They soon entered into a controversial civil marriage in April 1956, not really understood by Lewis’s friends.  Within a very short time Joy developed a malignant tumour in her breast and began a rapid decline leading to her death in 1960.

With Joy’s death Lewis lost a wife, “a personal Muse, a source of literary encouragement and inspiration”.  The impact on his life was huge, as is shown in his “most distressing and disturbing book, A Grief Observed”, which “engages emotions with a passion and intensity unlike anything else in Lewis’s body of work”.  

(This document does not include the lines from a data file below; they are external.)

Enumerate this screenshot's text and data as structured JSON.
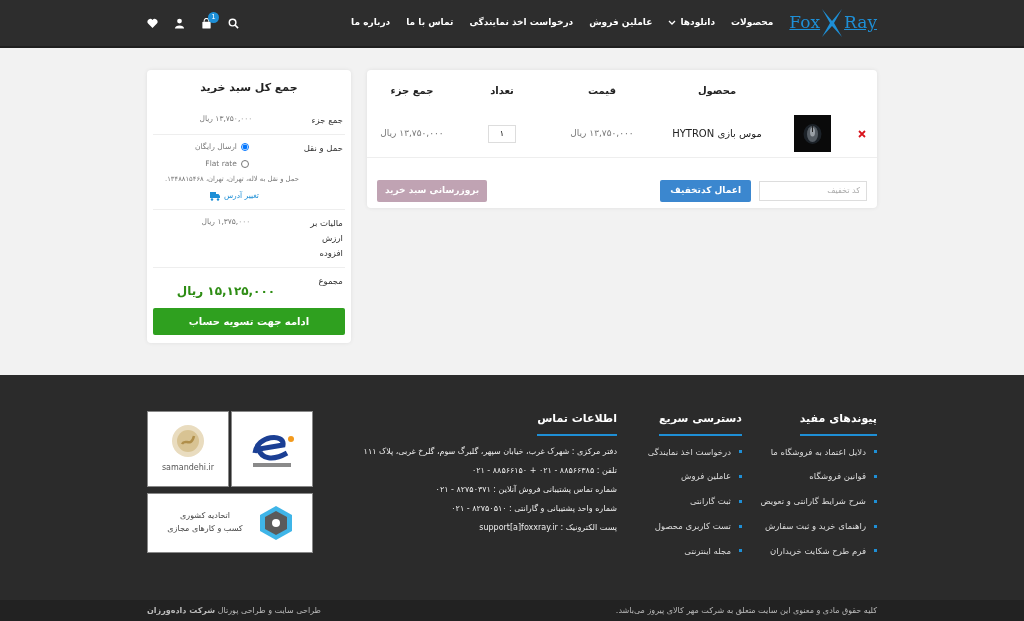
{
  "header": {
    "logo": {
      "left": "Fox",
      "right": "Ray"
    },
    "nav": [
      {
        "label": "محصولات",
        "dropdown": false
      },
      {
        "label": "دانلودها",
        "dropdown": true
      },
      {
        "label": "عاملین فروش",
        "dropdown": false
      },
      {
        "label": "درخواست اخذ نمایندگی",
        "dropdown": false
      },
      {
        "label": "تماس با ما",
        "dropdown": false
      },
      {
        "label": "درباره ما",
        "dropdown": false
      }
    ],
    "cart_count": "1"
  },
  "cart": {
    "columns": [
      "محصول",
      "قیمت",
      "تعداد",
      "جمع جزء"
    ],
    "rows": [
      {
        "product": "موس بازی HYTRON",
        "price": "۱۳,۷۵۰,۰۰۰ ریال",
        "quantity": "۱",
        "subtotal": "۱۳,۷۵۰,۰۰۰ ریال"
      }
    ],
    "coupon": {
      "placeholder": "کد تخفیف"
    },
    "apply_button": "اعمال کدتخفیف",
    "update_button": {
      "label": "بروزرسانی سبد خرید",
      "disabled": true
    }
  },
  "totals": {
    "title": "جمع کل سبد خرید",
    "subtotal": {
      "label": "جمع جزء",
      "value": "۱۳,۷۵۰,۰۰۰ ریال"
    },
    "shipping": {
      "label": "حمل و نقل",
      "options": [
        {
          "label": "ارسال رایگان",
          "selected": true
        },
        {
          "label": "Flat rate",
          "selected": false
        }
      ],
      "destination": "حمل و نقل به لاله، تهران، تهران، ۱۳۴۸۸۱۵۴۶۸.",
      "change_address": "تغییر آدرس"
    },
    "tax": {
      "label": "مالیات بر ارزش افزوده",
      "value": "۱,۳۷۵,۰۰۰ ریال"
    },
    "total": {
      "label": "مجموع",
      "value": "۱۵,۱۲۵,۰۰۰ ریال"
    },
    "checkout_button": "ادامه جهت تسویه حساب"
  },
  "footer": {
    "useful_links": {
      "title": "پیوندهای مفید",
      "items": [
        "دلایل اعتماد به فروشگاه ما",
        "قوانین فروشگاه",
        "شرح شرایط گارانتی و تعویض",
        "راهنمای خرید و ثبت سفارش",
        "فرم طرح شکایت خریداران"
      ]
    },
    "quick_access": {
      "title": "دسترسی سریع",
      "items": [
        "درخواست اخذ نمایندگی",
        "عاملین فروش",
        "ثبت گارانتی",
        "تست کاربری محصول",
        "مجله اینترنتی"
      ]
    },
    "contact": {
      "title": "اطلاعات تماس",
      "lines": [
        "دفتر مرکزی : شهرک غرب، خیابان سپهر، گلبرگ سوم، گلرخ غربی، پلاک ۱۱۱",
        "تلفن : ۸۸۵۶۶۳۸۵ - ۰۲۱ + ۸۸۵۶۶۱۵۰ - ۰۲۱",
        "شماره تماس پشتیبانی فروش آنلاین : ۸۲۷۵۰۳۷۱ - ۰۲۱",
        "شماره واحد پشتیبانی و گارانتی : ۸۲۷۵۰۵۱۰ - ۰۲۱",
        "پست الکترونیک : support[a]foxxray.ir"
      ]
    },
    "badges": {
      "samandehi": "samandehi.ir",
      "union": [
        "اتحادیه کشوری",
        "کسب و کارهای مجازی"
      ]
    },
    "copyright": "کلیه حقوق مادی و معنوی این سایت متعلق به شرکت مهر کالای پیروز می‌باشد.",
    "credit": "طراحی سایت و طراحی پورتال **شرکت داده‌ورزان**"
  }
}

Some have suggested that this book shows that Lewis lost his faith through the intense sense of bereavement left by Joy’s death but Lewis himself denied this, saying that A Grief Observed “ends with faith” but “raises all the blackest doubts en route”.  Lewis’s health soon failed after Joy’s death and in 1963 he himself  died through kidney failure.

In his final chapter, Alister McGrath writes of the “Lewis Phenomenon” which reminds us of quite how far Lewis’s influence has gone and how for how long it has lasted, with no signs of it abating.  Obviously the Narnia books will go on for as long as stories are told, but Lewis’s theological works are all still in print and still sell very well indeed.

McGrath perhaps controversially reports that even the atheist Philip Pullman’s Dark Materials trilogy “implicitly recognises  (the Narnia books) as representing the definitive statements of the position he wishes to reject.  

The more Pullman criticises Lewis, the more he affirms Lewis’s cultural significance.  In the end Pullman’s appeal is parasitic, depending precisely upon the cultural impact of Narnia that he wishes to subvert”. While many will disagree with this statement McGrath’s evident mastery of his subject at least qualifies him to make it.

This is altogether a very fine book and a welcome addition to the many books written by and about C S Lewis.